My fiance’s parents have an older iMac — one of the colorful CRT ones. We are trying to install Linux on it.
Here are some more details about the particular machine from lowendmac.com. The Debian PowerPC installer page suggests that our iMac is a “new world” PowerPC iMac, and that Debian should install just fine. Now, this particular system runs at 333 MHz and has only 32 MB of RAM, i.e., not much. I crossed my fingers and inserted the installer CD, and powered on the iMac while holding down the ‘c’ key to boot from CD. The ‘yaboot’ prompt greeted me, it loaded the kernel, and then tried to load the initial ram disk. At that point the screen’s background changed from black to white and the system dropped to an Apple firmware prompt (pretty cool actually, that’s never happened to me with a PC). The following error message appeared:
Error: Can’t allocate initial device-tree chunk
This Ubuntu forum post suggests that numerous people have seen this issue, and that it can be resolved by installing the “Alternate” version of Xubuntu 6.06.1. Unfortunately, this didn’t solve my problem. It seems that 32 MB is just not enough RAM for these stock distributions. Here is another thread about somebody else who had the same problem.
I decided to try an older version of Debian, and it worked! I successfully installed Debian Sarge for PPC from the netinst CD.
I had some problems formatting the hard drive during the install. Specifically, formatting worked fine, but the resulting partitions couldn’t be mounted. I believe this to have been a problem with the necessary kernel modules not being available. These modules were unavailable because, on a system with so little RAM (32 MB), the Debian installer doesn’t automatically load all components. I experimented with different combinations of what appeared to be the right installer components (sorry, I didn’t keep more careful records), rebooting several times. In the end I used the ‘partman’ automatic partitioning module to setup the partitions, and it just worked. 🙂

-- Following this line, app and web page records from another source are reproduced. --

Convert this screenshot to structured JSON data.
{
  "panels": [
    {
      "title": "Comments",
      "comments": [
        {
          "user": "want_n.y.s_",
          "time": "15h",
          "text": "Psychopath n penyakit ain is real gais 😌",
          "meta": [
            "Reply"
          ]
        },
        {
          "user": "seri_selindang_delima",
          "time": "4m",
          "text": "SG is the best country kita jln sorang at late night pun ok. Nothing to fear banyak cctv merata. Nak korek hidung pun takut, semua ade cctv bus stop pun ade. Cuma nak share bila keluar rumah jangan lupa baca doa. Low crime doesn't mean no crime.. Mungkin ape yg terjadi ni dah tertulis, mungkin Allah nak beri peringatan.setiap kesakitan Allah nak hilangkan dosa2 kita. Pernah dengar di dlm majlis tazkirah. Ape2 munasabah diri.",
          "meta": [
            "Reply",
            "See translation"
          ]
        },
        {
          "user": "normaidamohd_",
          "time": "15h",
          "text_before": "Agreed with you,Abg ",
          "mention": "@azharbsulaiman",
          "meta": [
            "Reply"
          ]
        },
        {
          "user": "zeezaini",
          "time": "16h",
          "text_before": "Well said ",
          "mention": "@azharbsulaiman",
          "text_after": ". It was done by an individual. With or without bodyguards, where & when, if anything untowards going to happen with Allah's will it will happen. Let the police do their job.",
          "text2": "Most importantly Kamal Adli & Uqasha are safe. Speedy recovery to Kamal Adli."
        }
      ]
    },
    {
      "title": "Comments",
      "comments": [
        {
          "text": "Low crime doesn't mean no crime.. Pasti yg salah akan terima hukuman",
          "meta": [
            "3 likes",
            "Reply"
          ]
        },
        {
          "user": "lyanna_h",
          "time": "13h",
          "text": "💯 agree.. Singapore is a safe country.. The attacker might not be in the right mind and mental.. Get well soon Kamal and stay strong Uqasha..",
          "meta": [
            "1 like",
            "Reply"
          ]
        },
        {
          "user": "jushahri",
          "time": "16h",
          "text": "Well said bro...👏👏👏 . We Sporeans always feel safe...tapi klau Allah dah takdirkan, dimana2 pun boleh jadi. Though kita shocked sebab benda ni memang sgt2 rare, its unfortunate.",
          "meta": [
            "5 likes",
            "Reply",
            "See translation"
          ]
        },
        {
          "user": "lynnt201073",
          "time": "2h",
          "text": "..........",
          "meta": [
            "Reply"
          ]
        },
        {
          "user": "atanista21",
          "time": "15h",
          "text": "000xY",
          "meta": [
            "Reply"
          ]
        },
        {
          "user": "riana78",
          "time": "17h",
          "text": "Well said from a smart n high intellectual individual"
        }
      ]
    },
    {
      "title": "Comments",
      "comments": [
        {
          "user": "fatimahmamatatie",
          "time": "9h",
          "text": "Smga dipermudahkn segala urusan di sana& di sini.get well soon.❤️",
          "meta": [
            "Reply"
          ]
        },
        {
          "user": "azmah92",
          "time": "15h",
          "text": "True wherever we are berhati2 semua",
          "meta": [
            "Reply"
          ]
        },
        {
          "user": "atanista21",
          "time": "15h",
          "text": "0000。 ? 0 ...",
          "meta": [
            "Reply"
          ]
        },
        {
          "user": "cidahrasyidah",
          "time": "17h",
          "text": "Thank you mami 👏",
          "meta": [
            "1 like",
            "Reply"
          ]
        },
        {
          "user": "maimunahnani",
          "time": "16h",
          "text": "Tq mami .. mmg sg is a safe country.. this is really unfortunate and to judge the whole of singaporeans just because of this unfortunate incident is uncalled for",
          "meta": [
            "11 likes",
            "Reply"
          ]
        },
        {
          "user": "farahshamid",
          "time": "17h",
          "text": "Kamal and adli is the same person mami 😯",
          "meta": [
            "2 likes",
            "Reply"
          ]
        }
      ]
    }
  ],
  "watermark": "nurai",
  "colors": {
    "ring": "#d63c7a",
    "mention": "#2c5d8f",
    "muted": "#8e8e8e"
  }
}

I also had to enable specific installer components to get the ‘bmac’ ethernet driver to work. Once those were enabled, the network configured successfully using DHCP.
The installer booted with a v2.4 kernel. At the end of the install, it wanted to install a v2.6 kernel. I nervously accepted, and the resulting system booted perfectly during the first reboot without the CD. Cool!
I was able to get X working using `aptitude install x-window-system`, accepting all the defaults, and then adding one line to the “Device” section of my XF86Config-4:
I got the hint for that line from this page, and the actual numbers from `cat /proc/pci`.
I installed the xfce window manager, and Mozilla Firefox. Both worked. We’re up and running. 🙂
The system ran out of memory trying to compile scilab from source, but I killed the X server and did the compile from a tty. It worked. 🙂